DO get a hotel room downtown with a river view! Then be prepared for waves upon waves upon waves of people running the marathon to pass by. As well, you’ll be within walking distance to some of the best restaurants in Chicago.
DO take a River Boat Tour to check out the buildings, around downtown. You will be awestruck.
DO visit the Cloud Gate in Millennium Park and touch it. Perhaps for good luck? Or to summon the mother ship? I don’t know why, just touch it. It’s cool.
DO attend the pre-race pasta dinner. It is important to be in the atmosphere of all the other runners who are freaking out just as bad as you. Not to mention, the food is to die for! Best carb-load ever!
DO attend the race expo, but preferably on the Friday as opposed to the Saturday before the race. You will be on your feet for hours, whereby fatiguing your legs and feet, in which case you can kiss your PR goodbye (if you attend on Saturday).
DO wear training gear or running clothes everywhere you go. It makes you stand out from anyone else who might possibly not be running the race that weekend (however, as there are some 45,000 runners, the chance of that happening is highly unlikely).
DO sight-see at night. You’ll see Chicago in a whole different light.
DO partake in Happy Hour at a fun little bar like D4 Irish Pub near Columbus and Grand. It’s a must after the marathon to wear your race shirt and well-earned medal… you get a free Mimosa. This also allows for runners to hook-up, high five, congratulate each other and compare notes.
DO check your ego and leave it at home.
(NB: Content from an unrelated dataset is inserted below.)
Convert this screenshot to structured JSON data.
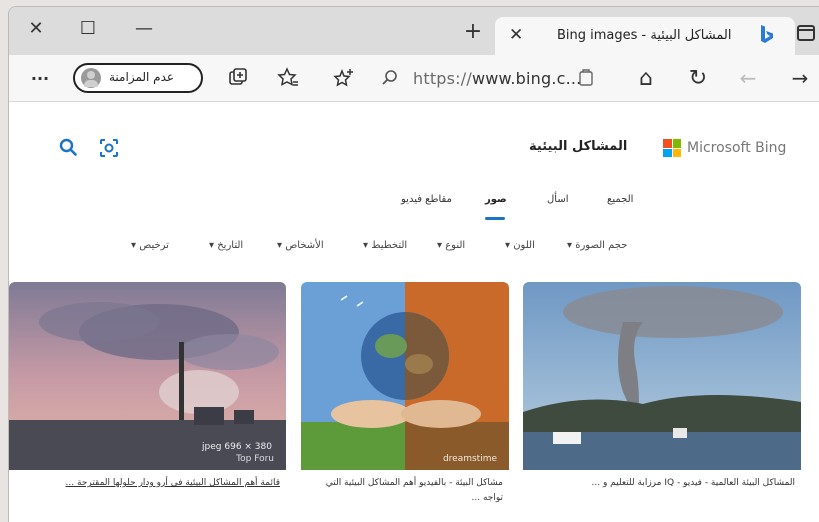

There are 45,000 other people running the exact same race, trying to achieve their own personal goal, and unless you have your actual name printed on your bib and not a number and are in the first stall, you are no better than anyone else on that course. DO support, cheer, and encourage your fellow runners every chance you can. They will need and appreciate it. This also holds true for the upcoming New York City Marathon and Marine Corps Marathon.
DO have fun. The great people of Chicago are genuinely excited and happy for every runner out there. It’s an experience like no other, so DO treasure it.
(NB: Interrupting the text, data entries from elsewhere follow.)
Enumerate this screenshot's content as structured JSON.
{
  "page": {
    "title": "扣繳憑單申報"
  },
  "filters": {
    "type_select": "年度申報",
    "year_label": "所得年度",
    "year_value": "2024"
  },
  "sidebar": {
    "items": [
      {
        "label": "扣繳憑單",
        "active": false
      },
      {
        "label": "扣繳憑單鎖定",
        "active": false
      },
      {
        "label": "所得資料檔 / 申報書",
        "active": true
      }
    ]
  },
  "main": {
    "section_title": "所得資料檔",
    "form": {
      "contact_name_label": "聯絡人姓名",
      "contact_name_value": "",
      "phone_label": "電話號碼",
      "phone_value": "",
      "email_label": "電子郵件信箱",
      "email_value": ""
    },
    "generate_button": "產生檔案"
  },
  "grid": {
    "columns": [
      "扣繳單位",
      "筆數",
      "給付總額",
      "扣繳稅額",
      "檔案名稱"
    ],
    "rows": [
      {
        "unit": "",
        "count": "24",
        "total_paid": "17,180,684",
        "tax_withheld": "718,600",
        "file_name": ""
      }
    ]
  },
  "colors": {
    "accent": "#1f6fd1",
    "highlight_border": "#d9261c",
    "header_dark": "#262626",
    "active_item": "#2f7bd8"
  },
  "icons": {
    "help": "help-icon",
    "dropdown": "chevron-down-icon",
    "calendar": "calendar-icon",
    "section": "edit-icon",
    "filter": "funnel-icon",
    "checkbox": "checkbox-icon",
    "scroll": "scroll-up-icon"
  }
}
While I didn’t personally run the race, my husband did and managed a PR despite the great heat that was making people collapse left and right. I’m very proud of him and his accomplishment and achieving his hard-earned goal. I also had a fantastic experience in Chicago even being a spectator. They definitely know how to do it up right in that town!!
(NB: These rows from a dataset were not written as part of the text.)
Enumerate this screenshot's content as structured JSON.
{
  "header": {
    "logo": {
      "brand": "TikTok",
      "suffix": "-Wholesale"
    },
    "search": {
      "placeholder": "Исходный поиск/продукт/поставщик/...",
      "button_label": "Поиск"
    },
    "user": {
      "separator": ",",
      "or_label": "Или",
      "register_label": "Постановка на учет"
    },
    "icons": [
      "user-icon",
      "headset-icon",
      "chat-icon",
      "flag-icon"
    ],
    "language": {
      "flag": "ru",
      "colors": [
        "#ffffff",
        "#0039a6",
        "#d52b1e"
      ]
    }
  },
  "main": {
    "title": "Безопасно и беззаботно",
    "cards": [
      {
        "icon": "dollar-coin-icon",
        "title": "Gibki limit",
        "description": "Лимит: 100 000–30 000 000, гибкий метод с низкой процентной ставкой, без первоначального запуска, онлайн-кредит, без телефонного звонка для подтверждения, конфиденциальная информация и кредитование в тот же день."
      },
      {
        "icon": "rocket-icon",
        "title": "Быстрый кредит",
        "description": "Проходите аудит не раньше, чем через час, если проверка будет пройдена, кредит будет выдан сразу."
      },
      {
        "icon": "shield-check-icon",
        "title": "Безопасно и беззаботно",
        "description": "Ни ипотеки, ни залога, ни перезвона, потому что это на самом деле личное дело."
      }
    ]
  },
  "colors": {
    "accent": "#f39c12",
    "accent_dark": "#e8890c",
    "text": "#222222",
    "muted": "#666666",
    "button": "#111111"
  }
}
DO visit 50 in 50 Marathon Quest to read all about the Chicago Marathon from a runner’s perspective.